One of my first jobs after finishing university was a temporary post at the Royal British Legion in 1997. I was one of the few non-military people in the building, and this soon grew to be the basis of much of the ribald banter between myself and my colleagues, who were all recently retired from the three services.
I liked them, a lot, and still remember them more vividly than more recent work places. Partly because of the fantastically filthy jokes and terms they had for civvies, but mainly because they were some of the most genuine and warm people I have ever spent time with.
I remember Ron, whose hands still shook from the stress he suffered half a century before, aboard a submarine which had suddenly gone into an uncontrolled dive in the East Asian Sea during the Korean conflict. Had Ron and his colleagues not managed to get the vessel out of the dive at the last minute the pressure of the depths would have crushed it instantaneously. It had been very close.
I remember Ben, who had served on the cold war’s first front-line in Germany in the years immediately following 1945. Tensions were high between the former allies and the prospect of war erupting over what Stalin regarded as the intolerable capitalist presence in West Berlin, deep in his territory of East Germany, was very real.

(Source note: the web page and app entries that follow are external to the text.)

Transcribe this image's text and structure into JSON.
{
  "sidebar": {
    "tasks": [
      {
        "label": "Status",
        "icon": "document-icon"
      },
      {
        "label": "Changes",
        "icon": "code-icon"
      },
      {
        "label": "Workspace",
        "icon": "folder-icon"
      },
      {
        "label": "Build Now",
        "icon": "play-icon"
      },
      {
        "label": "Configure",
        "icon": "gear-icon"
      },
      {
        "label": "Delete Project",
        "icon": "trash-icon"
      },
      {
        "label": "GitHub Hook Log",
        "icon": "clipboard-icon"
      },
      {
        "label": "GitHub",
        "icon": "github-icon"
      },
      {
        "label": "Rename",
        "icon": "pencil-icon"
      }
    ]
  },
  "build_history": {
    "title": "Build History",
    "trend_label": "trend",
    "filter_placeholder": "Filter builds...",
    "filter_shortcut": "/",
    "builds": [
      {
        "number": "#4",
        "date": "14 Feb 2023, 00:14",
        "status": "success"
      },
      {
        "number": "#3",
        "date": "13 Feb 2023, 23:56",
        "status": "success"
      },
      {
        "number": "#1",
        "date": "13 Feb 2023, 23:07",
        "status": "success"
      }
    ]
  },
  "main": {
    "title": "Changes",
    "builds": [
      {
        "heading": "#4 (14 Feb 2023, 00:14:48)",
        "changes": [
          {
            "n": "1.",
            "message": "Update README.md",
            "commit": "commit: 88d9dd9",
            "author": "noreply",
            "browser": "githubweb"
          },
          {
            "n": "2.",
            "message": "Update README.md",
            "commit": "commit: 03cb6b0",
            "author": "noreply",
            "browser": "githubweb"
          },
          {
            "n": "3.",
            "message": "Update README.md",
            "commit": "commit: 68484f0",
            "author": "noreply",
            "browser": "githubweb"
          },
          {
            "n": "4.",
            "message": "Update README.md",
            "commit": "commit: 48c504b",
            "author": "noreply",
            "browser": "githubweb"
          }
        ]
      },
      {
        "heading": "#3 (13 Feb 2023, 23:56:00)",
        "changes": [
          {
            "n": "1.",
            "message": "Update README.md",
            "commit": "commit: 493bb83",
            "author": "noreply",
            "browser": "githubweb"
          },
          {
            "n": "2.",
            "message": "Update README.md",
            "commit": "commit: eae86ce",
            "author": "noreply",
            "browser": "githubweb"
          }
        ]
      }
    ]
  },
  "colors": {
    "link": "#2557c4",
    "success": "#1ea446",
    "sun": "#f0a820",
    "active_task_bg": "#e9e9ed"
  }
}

Ben learned a few words of Russian and, being an enterprising man, soon had an illicit cigarette business going with his erstwhile enemies. All the while knowing that if conflict did come to pass he wouldn’t stand a chance.
Both Ben and Ron had lived in a twentieth century whose first half had been obliterated by global conflict and economic depression, and a second half which existed for the most part under the constant shadow of nuclear annihilation. Understandably, then, they thought that conflict was just one of life’s constants and you had to make the best of it. The poppy appeal, held every year as a means of raising money for the Legion and a way for the nation to mark its respects to the fallen, was a practical affair which didn’t change that underlying truism about the nature of our world.
Perhaps Ben and Ron were right. Looking around today we see easily where the spotlight happens to shine, such as on Syria, but in the shadows there are far larger human tragedies unfolding daily such as in the east of the Democratic Republic of Congo.
As well as national remembrance days there is now an International Day of Peace, marked by the United Nations every September 21st on which the emphasis is less about honouring the memory of war dead, and more on what needs to be done to promote genuine peace. One of the ideas behind the day is to promote a global truce in all armed conflicts to mark the day, which is promoted by the PR campaign behind Peace One Day.
But wouldn't it be better if we were aiming just a bit higher than a single day? And how about dealing effectively with the causes of each conflict rather than its symptoms, which is basically what a truce is about? You wonder sometimes about how limited the human imagination can be when faced with its biggest challenges.
Remembrance Sunday is about symbolism and it feels right that we honour those who gave their todays for our tomorrows, but I wonder if in future we could combine a mark of respect for the fallen with a mark of hope for a better world to come, and a determination to think big to achieve it. After all, the alternative, as the last British Tommy Harry Patch once said "...is organised murder and nothing else."
Ron and Ben would roll their eyes, laugh out loud and scoff at that idea, but secretly, I bet they’d agree.
Chris Underwood, Senior Policy Advisor